Wednesday, November 28, 2007

Words...help!


I was thinking about how my 4-year old has been interested in words. He asks me to sit down at night and help him write words in his notebook (just a spiral that we picked up for cents). He spells and writes his name (sometimes with the letters stacked upon one another...then the teacher in me has to jump in with a directionality lesson). I am also talking to him about family names...pop, nana, mom, dad. These words are perfect for him to remember because they are patterned. He remembers these names and can write them. We take time to go back and read them. I was thinking about how he knows he can spell some words independently and that one of my goals for word study is for my first grade students to know and be aware of themselves as spellers. I want them to spell familiar names, high frequency words and learn word patterns that will help them spell bigger words. What I feel stuck on is how to assess the knowledge of high frequency words in the context of student writing...do you have a system set up for this? I have assessed the spelling of these words in isolation but I am wondering how other classrooms/ schools handle the issue of high frequency words in authentic writing. Any thoughts would help...

8 comments:

Anonymous said...

Hi Katie! Andrea at Chapman. I just had a similar conversation with Franki regarding this: can we hold young kids responsible for sight words in their writing? How can we help them transfer known words so they are an organic, working part of their writing? She mentioned the new Regie Routman book as a resource. Let's talk to her about it!

Jenny said...

I'm not sure how helpful this will be (I teach 5th grade), but here's what we do. Students have a word study notebook for all of the work we do, sorting words and such. One part of the notebook is their words to learn list. Any words I notice them consistently misspelling in their writing (any writing, homework, classwork, etc) I put on a post-it note for them to put on their words to learn list. Then they create individualized spelling lists every few weeks. These lists include words from whatever spelling pattern we are studying and from their words to learn list. They study those words for a week or so and do a lot of activities with them. We take a spelling test eventually.
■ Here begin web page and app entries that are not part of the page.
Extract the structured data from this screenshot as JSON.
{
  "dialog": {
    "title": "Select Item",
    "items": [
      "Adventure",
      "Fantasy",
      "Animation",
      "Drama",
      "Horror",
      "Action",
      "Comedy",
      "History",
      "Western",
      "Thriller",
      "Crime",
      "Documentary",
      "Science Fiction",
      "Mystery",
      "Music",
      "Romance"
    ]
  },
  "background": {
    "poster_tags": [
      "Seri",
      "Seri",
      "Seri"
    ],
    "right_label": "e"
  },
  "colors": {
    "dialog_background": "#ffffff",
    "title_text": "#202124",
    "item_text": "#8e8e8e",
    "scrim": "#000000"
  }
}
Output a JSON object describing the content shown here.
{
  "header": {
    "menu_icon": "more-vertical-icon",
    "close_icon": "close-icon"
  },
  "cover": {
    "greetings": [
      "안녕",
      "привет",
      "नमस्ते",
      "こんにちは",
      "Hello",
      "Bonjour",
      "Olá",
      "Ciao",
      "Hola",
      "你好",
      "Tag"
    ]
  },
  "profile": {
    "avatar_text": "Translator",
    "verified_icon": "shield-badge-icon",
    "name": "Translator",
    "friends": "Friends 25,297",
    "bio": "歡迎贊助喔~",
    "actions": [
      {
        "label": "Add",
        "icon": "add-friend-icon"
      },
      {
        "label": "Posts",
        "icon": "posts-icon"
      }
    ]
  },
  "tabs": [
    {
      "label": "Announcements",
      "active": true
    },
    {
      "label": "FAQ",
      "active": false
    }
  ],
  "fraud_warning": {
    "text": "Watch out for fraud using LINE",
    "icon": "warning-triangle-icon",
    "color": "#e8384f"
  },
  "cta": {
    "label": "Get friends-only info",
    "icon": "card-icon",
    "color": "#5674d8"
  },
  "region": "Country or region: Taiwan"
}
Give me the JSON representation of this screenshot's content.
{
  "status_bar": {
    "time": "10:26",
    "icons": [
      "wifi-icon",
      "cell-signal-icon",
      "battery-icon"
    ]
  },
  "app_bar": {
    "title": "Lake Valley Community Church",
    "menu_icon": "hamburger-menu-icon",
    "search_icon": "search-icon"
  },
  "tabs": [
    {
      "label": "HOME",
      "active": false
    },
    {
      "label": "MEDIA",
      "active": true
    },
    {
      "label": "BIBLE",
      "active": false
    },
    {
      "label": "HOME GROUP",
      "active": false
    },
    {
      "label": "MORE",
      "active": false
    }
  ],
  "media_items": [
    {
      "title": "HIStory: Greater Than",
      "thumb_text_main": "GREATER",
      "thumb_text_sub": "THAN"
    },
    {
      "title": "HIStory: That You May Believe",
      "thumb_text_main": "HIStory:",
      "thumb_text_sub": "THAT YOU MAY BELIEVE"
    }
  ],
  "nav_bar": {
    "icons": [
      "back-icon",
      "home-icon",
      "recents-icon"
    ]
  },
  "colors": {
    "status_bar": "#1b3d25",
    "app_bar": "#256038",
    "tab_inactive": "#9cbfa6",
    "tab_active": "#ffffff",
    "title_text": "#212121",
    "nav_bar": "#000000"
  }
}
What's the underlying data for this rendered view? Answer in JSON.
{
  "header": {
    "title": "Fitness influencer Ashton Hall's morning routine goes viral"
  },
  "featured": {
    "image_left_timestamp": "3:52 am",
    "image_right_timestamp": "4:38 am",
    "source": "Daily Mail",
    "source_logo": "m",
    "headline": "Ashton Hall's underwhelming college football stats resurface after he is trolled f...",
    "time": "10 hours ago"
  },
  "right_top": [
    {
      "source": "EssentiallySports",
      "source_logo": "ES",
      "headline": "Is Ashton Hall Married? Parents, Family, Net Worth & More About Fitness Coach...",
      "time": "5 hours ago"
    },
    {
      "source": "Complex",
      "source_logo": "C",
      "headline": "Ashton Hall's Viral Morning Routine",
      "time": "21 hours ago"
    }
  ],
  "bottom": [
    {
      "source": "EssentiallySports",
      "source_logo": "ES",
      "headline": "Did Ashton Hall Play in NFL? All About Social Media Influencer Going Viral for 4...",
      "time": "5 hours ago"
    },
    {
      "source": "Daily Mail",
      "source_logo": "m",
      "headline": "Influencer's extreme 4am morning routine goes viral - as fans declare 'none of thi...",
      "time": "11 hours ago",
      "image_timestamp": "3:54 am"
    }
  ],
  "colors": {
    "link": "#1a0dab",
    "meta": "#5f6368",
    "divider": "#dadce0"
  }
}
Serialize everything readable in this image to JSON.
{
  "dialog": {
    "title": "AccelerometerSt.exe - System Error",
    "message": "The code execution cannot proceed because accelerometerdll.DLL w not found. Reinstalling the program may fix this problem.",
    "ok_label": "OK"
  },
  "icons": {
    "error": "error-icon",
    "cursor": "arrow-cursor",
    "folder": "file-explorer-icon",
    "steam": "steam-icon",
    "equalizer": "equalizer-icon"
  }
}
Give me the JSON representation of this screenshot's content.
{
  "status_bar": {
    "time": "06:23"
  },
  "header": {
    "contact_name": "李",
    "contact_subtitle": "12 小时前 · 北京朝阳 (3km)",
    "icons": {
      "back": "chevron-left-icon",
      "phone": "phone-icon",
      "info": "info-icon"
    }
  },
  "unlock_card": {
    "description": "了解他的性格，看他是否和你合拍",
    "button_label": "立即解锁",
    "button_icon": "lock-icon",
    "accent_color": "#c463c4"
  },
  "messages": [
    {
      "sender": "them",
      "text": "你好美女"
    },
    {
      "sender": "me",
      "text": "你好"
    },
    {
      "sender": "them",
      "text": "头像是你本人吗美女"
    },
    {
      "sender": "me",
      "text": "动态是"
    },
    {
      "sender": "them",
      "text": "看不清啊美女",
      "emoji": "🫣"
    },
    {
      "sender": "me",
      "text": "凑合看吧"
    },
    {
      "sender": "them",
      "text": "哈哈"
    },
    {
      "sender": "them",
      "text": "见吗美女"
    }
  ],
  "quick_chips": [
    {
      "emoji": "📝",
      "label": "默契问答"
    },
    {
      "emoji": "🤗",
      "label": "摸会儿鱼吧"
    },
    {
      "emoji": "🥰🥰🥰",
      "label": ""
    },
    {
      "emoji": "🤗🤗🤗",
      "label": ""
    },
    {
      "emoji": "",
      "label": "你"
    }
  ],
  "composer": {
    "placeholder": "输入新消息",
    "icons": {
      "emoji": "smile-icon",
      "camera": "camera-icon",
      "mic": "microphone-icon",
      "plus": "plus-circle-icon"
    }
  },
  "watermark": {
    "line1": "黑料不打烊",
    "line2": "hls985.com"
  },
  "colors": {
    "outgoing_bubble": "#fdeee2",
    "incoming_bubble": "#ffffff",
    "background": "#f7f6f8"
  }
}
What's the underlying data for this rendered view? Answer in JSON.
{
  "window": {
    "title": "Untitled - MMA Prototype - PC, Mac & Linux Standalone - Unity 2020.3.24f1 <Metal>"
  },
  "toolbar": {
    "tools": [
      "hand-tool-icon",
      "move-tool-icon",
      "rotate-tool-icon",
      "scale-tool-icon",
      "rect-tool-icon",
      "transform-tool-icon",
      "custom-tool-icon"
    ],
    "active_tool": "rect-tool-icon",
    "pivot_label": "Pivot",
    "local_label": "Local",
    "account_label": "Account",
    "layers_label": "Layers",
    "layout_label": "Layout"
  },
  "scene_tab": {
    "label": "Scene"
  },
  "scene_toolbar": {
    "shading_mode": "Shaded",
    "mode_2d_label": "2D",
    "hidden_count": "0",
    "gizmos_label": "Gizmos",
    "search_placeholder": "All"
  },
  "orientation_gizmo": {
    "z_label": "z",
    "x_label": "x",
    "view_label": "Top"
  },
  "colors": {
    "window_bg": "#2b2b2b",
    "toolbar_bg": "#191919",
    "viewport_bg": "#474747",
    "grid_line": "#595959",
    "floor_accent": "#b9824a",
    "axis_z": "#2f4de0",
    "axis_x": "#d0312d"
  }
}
Anything they miss on their spelling test goes onto their words to learn list again.

They also have small books with common words in them to use like the word wall. This book can be added to so that it serves as a useful resource for them.

Jen Barney said...

Katie... wow! I don't know what to say. My six year old is just getting into that spelling freenzy. We have to spell everything he is saying so we have word strips and he is writing it as we go. I put it on a clip so that he has it here at home.

Sarah Amick said...

I do a couple of mini lessons when I am teaching editing. We discuss the editing stuff and then we talk about words that we should know. We generate a list of words that is student led and then we chart those. Those words I expect them to write in their writing. Now you know there are some exceptions, those kiddos that are low readers will not be able to accomplish this. However, I do assess them in isolation to see if they can read and write them on their own.

katied said...

Thank you Andrea, Jenny, Jen and Sarah!

All of your comments helped me think about these words and my next steps...

A-Yes...Regie! I am on it! (and hear it is good)

Jenny...love your words to learn list. I can transfer this to 1st high frequency words. I need to create a system that is easy. Thank you!!

Jen-
How interesting...my four year old and I were writing tonight and of course he was trying to remember what a p looked like. I made an alphabet page in his notebook so he could refer back to it. He loved it and keeps reciting the alphabet! Kids need supports.

Sarah-
I am in the same spot thinking that the tricky kids won't get the words but am being challenged that all kids should know and spell 100 high frequency words by end of 1st or for some 2nd grade. Any more thoughts? I have seen my tricky kids who get reading recovery services are able to read the 1st 30 we've covered this year but I do not see them spelling the words correctly in isolation or in their writing.

Sarah Amick said...

The first 30 are the reading recovery words. They must read and write them. That transferrance of knowledge is crucial. I keep one student after small group instruction(guided reading) lesson and use a dry erase to spell certain words. I think that they will have more experience as they become stronger readers. Are those same high frequency words on your spelling tests? Do you do making words for work stations? Have you played the follow the path game with those high frequency words? (Not criticizing just asking?)
It's tricky, those kiddos have so much coming at them already, I just keep the flashcards and dry erase boards going for them, they need that extra practice. I also send home a list of words we should be able to read and spell for parents to "assess" with their students.
Experience is really the key. They need the experience of reading it in text really.

katied said...

Sorry, I was out of town this weekend and just responding. You know we do not give spelling tests weekly and have not played the follow th path game...it sounds like we should. I do send a list of words they can/cannot read in isolation but not spell. I agree that experiencing them in text is crucial (I think my kids get the most experience with this) but am thinking we need more. Thanks so much for your response!!

Franki and Mary Lee said...

No wisdom about primary word work. Instead, YOU'VE BEEN MEMED!

http://readingyear.blogspot.com/2007/12/7-things-meme.html